My phone rang and this was the question from my sister on the other end of the line. She and my other sister had been doing some high finance – buying and selling clothes from their closets to each other and wanted to keep track of who owed what to whom.
I’m a self-proclaimed “Spreadsheet nerd” so I love it when my friends and family also recognize the usefulness of spreadsheets to keep track of their money. I’ve used a personal budget tracker for years – literally the same version of one since before I got married – and feel like it’s one of my most important assets.
It’s these type of spreadsheets – personal budget trackers – that I want to share with you as my number two strategy to save time and money for the Work/Life Integration series. We’re not talking complicated, multi-tab workbooks tracking spend to the penny (although we could…call me!) but a simple way to understand what, when, why and how much.

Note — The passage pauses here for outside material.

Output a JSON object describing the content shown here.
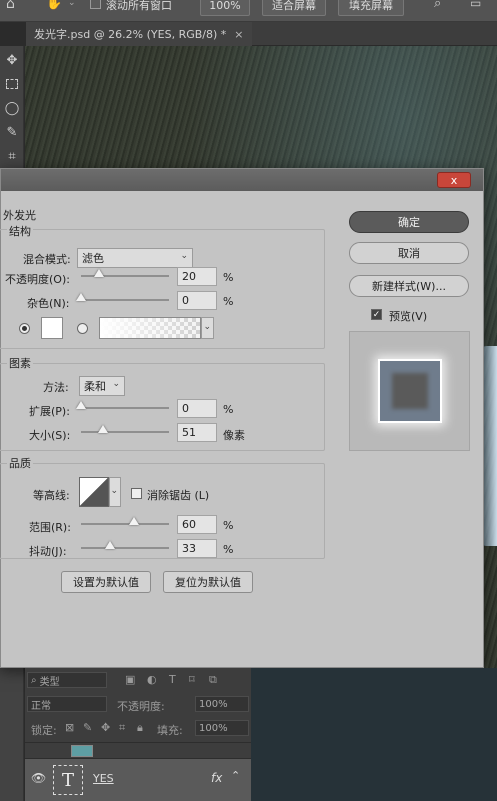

How will this save you money?
Because “what gets measured, gets managed.” Not my quote but it’s so true.
If you’re aware of how much you have to spend minus how many obligations you have throughout the month – bills, food, gas for your car – you can manage your money from there. The calculation of income minus expenses might still be in the negative, but at least you’ll know (and keep following along with this series because I’ll show you how to change the result of that calculation) and you can make decisions from there. Not knowing is infinitely worse – if you’re unaware or consciously choosing not to know, a whole host of issues come into play – big money mindset issues potentially too.
To make it easy, here’s a copy of my personal budget tracker – seriously, this template is based on the one I’ve used for years. I changed the values but the sections and the math are the same. It’s available for you to download as an Excel file –> HERE or as a Google Doc –> HERE.

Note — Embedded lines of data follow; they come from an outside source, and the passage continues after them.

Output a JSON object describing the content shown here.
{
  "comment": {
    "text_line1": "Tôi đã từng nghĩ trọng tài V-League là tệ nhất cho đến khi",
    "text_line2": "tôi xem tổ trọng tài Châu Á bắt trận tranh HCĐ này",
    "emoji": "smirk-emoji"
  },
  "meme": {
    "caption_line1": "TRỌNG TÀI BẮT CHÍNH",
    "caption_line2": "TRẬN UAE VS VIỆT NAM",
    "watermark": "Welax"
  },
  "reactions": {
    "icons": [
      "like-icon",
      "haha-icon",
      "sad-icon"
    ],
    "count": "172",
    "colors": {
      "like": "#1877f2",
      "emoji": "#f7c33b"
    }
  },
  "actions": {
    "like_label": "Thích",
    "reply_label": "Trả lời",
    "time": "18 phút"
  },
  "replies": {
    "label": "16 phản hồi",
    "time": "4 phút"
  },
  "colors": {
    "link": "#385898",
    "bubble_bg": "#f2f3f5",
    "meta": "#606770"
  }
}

I do my banking every Tuesday. I don’t know about you, but I typically spend the most money on weekends – groceries, gas, entertainment – and since the banks don’t update my online banking over the weekends, I find the most up-to-date info is available Tuesday am.

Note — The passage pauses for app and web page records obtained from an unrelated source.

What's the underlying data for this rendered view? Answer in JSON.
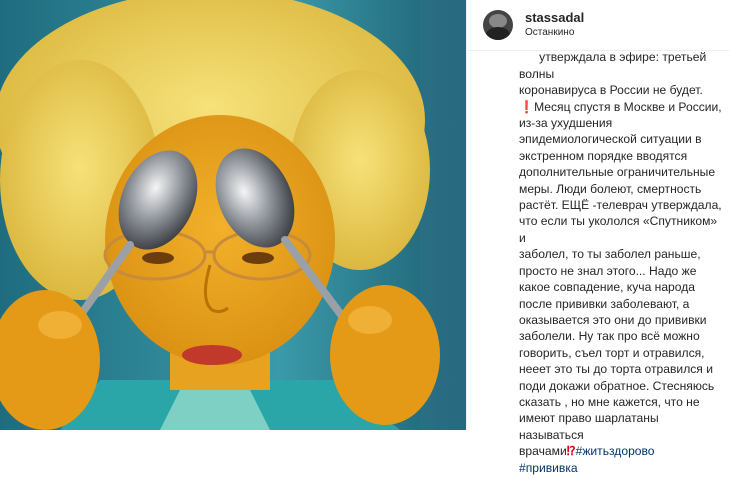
{
  "post": {
    "username": "stassadal",
    "location": "Останкино",
    "caption_lines": [
      "утверждала в эфире: третьей волны",
      "коронавируса в России не будет.",
      "Месяц спустя в Москве и России,",
      "из-за ухудшения",
      "эпидемиологической ситуации в",
      "экстренном порядке вводятся",
      "дополнительные ограничительные",
      "меры. Люди болеют, смертность",
      "растёт. ЕЩЁ -телеврач утверждала,",
      "что если ты укололся «Спутником» и",
      "заболел, то ты заболел раньше,",
      "просто не знал этого... Надо же",
      "какое совпадение, куча народа",
      "после прививки заболевают, а",
      "оказывается это они до прививки",
      "заболели. Ну так про всё можно",
      "говорить, съел торт и отравился,",
      "нееет это ты до торта отравился и",
      "поди докажи обратное. Стесняюсь",
      "сказать , но мне кажется, что не",
      "имеют право шарлатаны называться",
      "врачами"
    ],
    "emoji_exclamation": "❗",
    "emoji_interrobang": "⁉",
    "hashtags": [
      "#житьздорово",
      "#прививка"
    ]
  }
}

My process is simple
First, I update the balance of my credit card so I can see how much I’ve spent towards my pre-determined budget for the month. Depending on what date of the month it is, I can estimate if I need to be more cognizant of my spending and reign it in if necessary. I don’t record every transaction, just the current balance owing, although sometimes I will download all transactions from online banking and categorize them so I can see where I’ve spent my money, but that’s a different post 🙂
Next, I look at the details in my bank accounts to see which of my pre-authorized payments have been taken out. At the beginning of the month, I list out all the expenses I have for the month and then as they happen, I take note. My personal budget tracker compares what’s left to how much cash is in the accounts and calculates if I have enough.
If I don’t, I move money between accounts or figure out that I need to find extra cash from somewhere if I’m short. Either way, I know the current situation every week and I can take action from there.
It’s not complicated.
And it definitely doesn’t take very long. But it’s worth the time because it gives me control over my next actions, awareness to save (or indulge, maybe!) and makes sure I’ve covered all the expenses that will be automatically paid from my accounts.
I totally believe that what gets measured, gets managed. You probably report on financials or numbers at your work so why wouldn’t you also manage your personal finances in the same way. It doesn’t have to be complicated but you do need to be consistent with it so there are less and less surprises. Surprises in your finances steal precious time (not to mention, money!) and can create so much stress, that the benefit I derive from the 20 minutes I spend on my budget each week far outweighs the time.
I save money because I’m aware of how much I’m spending and how much (or how little!) I can still spend for the month. It’s truly just about the awareness – if you know what’s what and you’re staying within the confines of the monthly budget you set for yourself, you will absolutely start to make different choices about how to spend and save your money.
Personal Budget Tracker download
As I mentioned, a simple version of a personal budget tracker is –> HERE as an Excel download or –> HERE as a Google Doc. You can edit and customize for your situation. For sure, it’ll take some time to set-up and you’ll probably have to make changes to the format for a while as you start to use it but do use it or something like it and let me know the impact it has on your finances.
Not sure how to use it or even where to start?
I’ve booked a day of 15 minute time slots to help you out! On Thursday, July 15th, if you’d like to spend 15 minutes with me getting your version all set up, click to my scheduler –> HERE and lets get at it. There’s only eight (8) of these time slots available though so don’t wait. Looking forward to connecting!